» **Work instructions**
Output the full listing below exactly, without the pictures.

» **Data section**

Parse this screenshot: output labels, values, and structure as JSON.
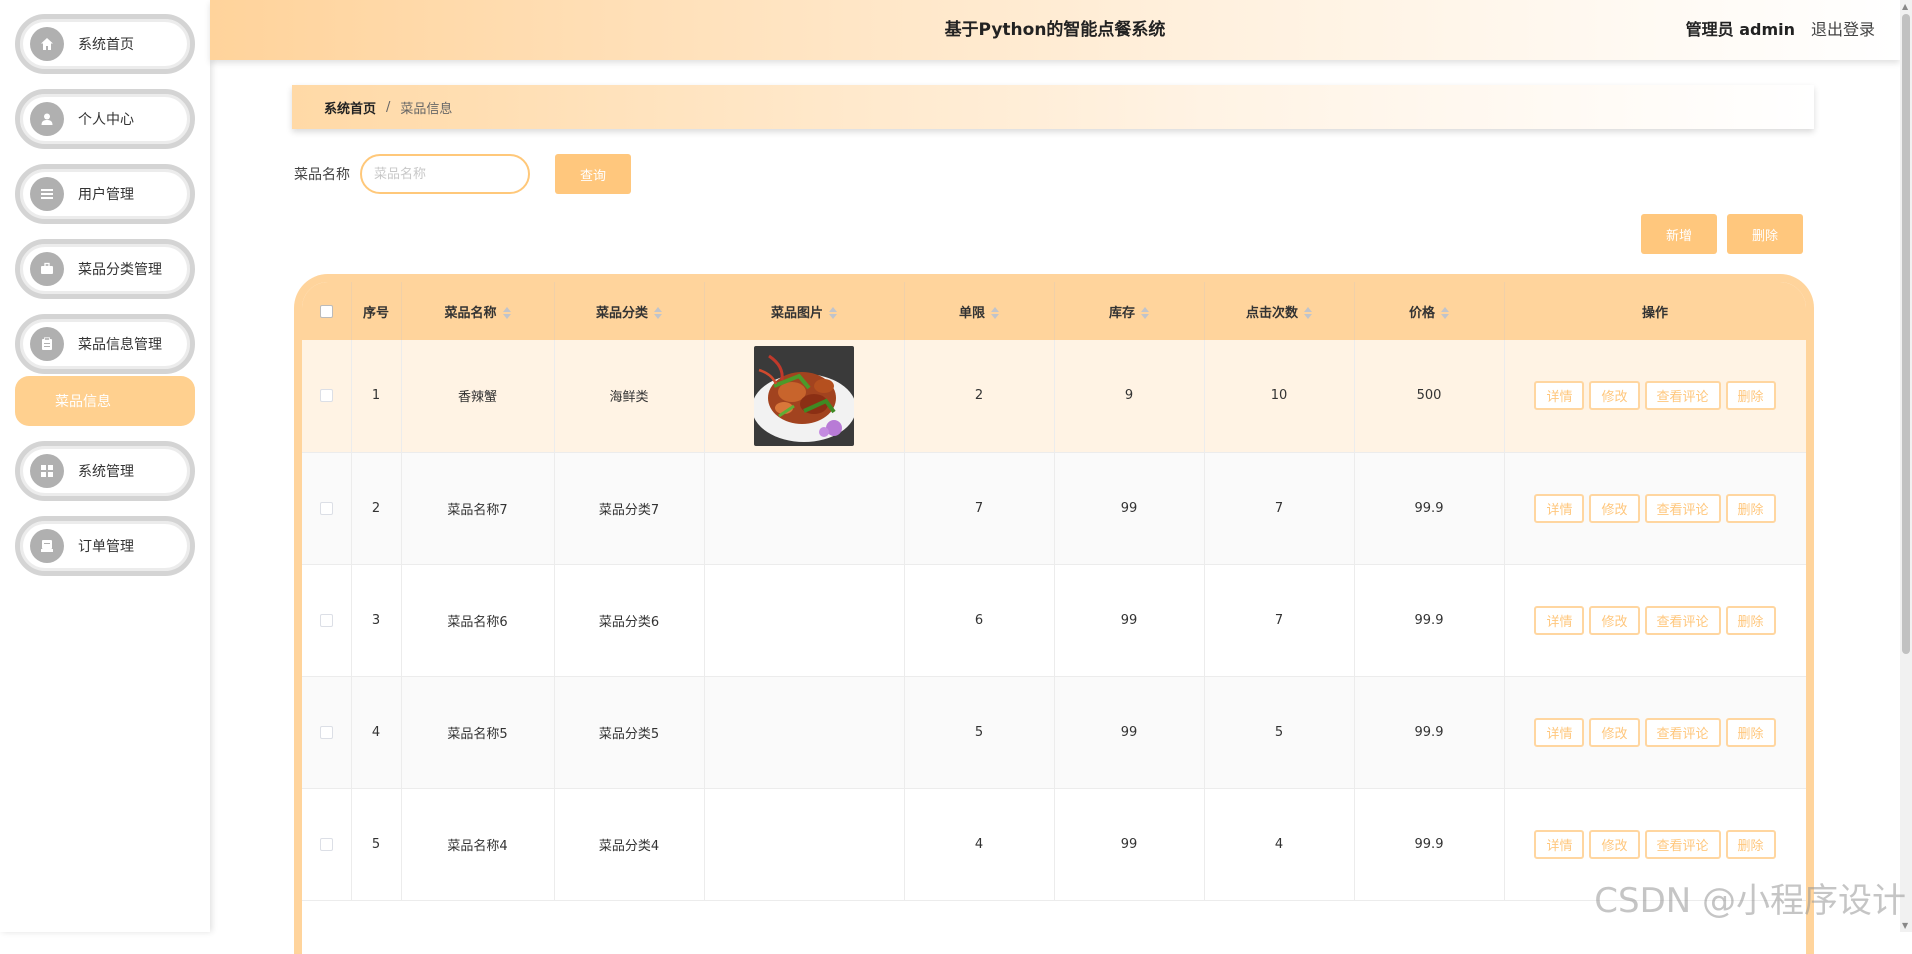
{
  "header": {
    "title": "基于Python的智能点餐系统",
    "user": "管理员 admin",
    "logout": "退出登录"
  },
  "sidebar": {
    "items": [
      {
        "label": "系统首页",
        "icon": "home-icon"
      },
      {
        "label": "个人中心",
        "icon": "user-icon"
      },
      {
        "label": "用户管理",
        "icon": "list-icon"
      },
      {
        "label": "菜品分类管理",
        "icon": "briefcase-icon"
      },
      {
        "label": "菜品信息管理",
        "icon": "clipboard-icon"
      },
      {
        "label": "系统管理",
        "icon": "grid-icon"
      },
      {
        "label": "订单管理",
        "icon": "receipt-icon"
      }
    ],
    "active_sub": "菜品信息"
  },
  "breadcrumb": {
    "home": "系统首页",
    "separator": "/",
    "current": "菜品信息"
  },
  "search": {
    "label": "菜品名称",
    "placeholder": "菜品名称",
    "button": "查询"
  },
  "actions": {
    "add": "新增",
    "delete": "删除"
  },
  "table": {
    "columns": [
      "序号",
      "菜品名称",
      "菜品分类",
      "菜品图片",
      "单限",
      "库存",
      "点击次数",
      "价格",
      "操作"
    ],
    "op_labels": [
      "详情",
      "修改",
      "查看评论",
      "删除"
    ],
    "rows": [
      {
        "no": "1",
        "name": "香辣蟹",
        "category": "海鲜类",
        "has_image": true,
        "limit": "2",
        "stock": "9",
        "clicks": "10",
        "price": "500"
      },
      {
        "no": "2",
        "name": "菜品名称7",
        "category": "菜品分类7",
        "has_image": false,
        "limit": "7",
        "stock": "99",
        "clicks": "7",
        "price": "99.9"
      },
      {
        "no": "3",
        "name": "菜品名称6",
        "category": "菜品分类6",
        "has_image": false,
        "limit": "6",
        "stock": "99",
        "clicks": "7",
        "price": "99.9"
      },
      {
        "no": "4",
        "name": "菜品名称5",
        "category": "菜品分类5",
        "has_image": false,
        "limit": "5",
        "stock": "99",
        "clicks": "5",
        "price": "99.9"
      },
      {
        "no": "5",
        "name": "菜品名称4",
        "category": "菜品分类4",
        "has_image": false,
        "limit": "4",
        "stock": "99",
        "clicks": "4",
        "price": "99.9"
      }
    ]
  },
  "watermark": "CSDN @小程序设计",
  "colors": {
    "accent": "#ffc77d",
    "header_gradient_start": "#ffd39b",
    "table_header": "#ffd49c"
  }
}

» **Solution**
Parse this screenshot: output labels, values, and structure as JSON.
{
  "header": {
    "title": "基于Python的智能点餐系统",
    "user": "管理员 admin",
    "logout": "退出登录"
  },
  "sidebar": {
    "items": [
      {
        "label": "系统首页",
        "icon": "home-icon"
      },
      {
        "label": "个人中心",
        "icon": "user-icon"
      },
      {
        "label": "用户管理",
        "icon": "list-icon"
      },
      {
        "label": "菜品分类管理",
        "icon": "briefcase-icon"
      },
      {
        "label": "菜品信息管理",
        "icon": "clipboard-icon"
      },
      {
        "label": "系统管理",
        "icon": "grid-icon"
      },
      {
        "label": "订单管理",
        "icon": "receipt-icon"
      }
    ],
    "active_sub": "菜品信息"
  },
  "breadcrumb": {
    "home": "系统首页",
    "separator": "/",
    "current": "菜品信息"
  },
  "search": {
    "label": "菜品名称",
    "placeholder": "菜品名称",
    "button": "查询"
  },
  "actions": {
    "add": "新增",
    "delete": "删除"
  },
  "table": {
    "columns": [
      "序号",
      "菜品名称",
      "菜品分类",
      "菜品图片",
      "单限",
      "库存",
      "点击次数",
      "价格",
      "操作"
    ],
    "op_labels": [
      "详情",
      "修改",
      "查看评论",
      "删除"
    ],
    "rows": [
      {
        "no": "1",
        "name": "香辣蟹",
        "category": "海鲜类",
        "has_image": true,
        "limit": "2",
        "stock": "9",
        "clicks": "10",
        "price": "500"
      },
      {
        "no": "2",
        "name": "菜品名称7",
        "category": "菜品分类7",
        "has_image": false,
        "limit": "7",
        "stock": "99",
        "clicks": "7",
        "price": "99.9"
      },
      {
        "no": "3",
        "name": "菜品名称6",
        "category": "菜品分类6",
        "has_image": false,
        "limit": "6",
        "stock": "99",
        "clicks": "7",
        "price": "99.9"
      },
      {
        "no": "4",
        "name": "菜品名称5",
        "category": "菜品分类5",
        "has_image": false,
        "limit": "5",
        "stock": "99",
        "clicks": "5",
        "price": "99.9"
      },
      {
        "no": "5",
        "name": "菜品名称4",
        "category": "菜品分类4",
        "has_image": false,
        "limit": "4",
        "stock": "99",
        "clicks": "4",
        "price": "99.9"
      }
    ]
  },
  "watermark": "CSDN @小程序设计",
  "colors": {
    "accent": "#ffc77d",
    "header_gradient_start": "#ffd39b",
    "table_header": "#ffd49c"
  }
}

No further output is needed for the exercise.